The New Statesmen reported last year that Ball had revealed that Assange had given Shamir access to unredacted U.S. Embassy cables to former Belarus dictator Alexander Lukashenko.
“In December 2010, Israel Shamir, a WikiLeaks associate and an intimate friend of Julian Assange — so close, in fact, that he outed the Swedish women who claim to be victims of rape and sexual assault by Assange — allegedly travelled to Belarus with a cache of unredacted American diplomatic cables concerning the country,” according to the New Statesmen.
Ball goes into greater detail in Thursday’s Daily Beast column: “The reason I quit was because of a friend of Julian’s whose activities were unstomachable and unforgivable. That man was Israel Shamir. Shamir is an anti-Semitic writer, a supporter of the dictator of Belarus, and a man with ties and friends in Russian security services.”
“Disturbingly, Assange seems to have a personal motivation for staying friendly with Shamir. Shamir’s son, Johannes Wahlstrom, is apparently being called as one of Assange’s defense witnesses in his Swedish trial. That’s not the only time self has come before principle.”
“The final straw was—as it always is—the attempted cover-up,” Ball wrote. “In November 2010, WikiLeaks asked everyone who worked there to sign a nondisclosure agreement (NDA) covering the material we were being given access to—not to sell it, disclose without permission, or similar.”
Ball agreed that the request was reasonable and signed the document. But Assange soon wanted a more restrictive NDA that would have prevented employees from talking about any WikiLeaks activities “on the pain of millions of dollars of penalties.”
“Faced with the bizarre situation of being asked to sign a gag order by a whistleblowing organization, I, alone, refused,” he recalled. “Early the next morning, I awoke with Assange sat on my bed, pressuring me to sign—even before I was dressed. I held out, eventually left our remote location, and didn’t go back.”

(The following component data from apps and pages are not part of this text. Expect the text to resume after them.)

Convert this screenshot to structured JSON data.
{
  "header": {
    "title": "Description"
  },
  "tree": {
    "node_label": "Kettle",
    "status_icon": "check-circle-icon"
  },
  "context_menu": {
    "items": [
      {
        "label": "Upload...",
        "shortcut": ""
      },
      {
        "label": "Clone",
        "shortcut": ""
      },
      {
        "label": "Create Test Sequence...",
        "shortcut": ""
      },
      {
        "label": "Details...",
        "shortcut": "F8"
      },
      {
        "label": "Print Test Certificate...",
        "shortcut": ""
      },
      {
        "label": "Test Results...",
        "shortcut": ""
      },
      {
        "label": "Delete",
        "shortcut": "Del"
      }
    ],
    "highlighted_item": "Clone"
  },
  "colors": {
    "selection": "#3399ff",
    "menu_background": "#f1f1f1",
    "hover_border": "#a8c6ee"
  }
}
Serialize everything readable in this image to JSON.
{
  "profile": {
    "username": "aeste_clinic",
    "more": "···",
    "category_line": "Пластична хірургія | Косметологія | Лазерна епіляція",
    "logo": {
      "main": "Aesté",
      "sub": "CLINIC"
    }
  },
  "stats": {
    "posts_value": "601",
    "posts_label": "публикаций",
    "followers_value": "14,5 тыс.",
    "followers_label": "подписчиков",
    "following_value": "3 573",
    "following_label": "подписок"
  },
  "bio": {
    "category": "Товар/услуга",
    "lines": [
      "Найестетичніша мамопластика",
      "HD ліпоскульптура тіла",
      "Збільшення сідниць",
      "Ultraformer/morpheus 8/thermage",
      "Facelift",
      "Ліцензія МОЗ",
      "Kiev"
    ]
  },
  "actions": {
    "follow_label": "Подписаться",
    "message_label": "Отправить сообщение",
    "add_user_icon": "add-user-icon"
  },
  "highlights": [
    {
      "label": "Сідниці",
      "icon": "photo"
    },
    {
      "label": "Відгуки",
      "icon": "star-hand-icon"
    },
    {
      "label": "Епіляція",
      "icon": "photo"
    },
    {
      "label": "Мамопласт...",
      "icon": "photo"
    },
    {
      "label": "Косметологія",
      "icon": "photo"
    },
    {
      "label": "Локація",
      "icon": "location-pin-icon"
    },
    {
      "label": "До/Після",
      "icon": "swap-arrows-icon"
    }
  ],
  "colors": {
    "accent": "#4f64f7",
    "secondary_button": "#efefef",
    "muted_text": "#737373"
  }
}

Ball first exposed Assange’s attempts to silence WikiLeaks employees in 2011.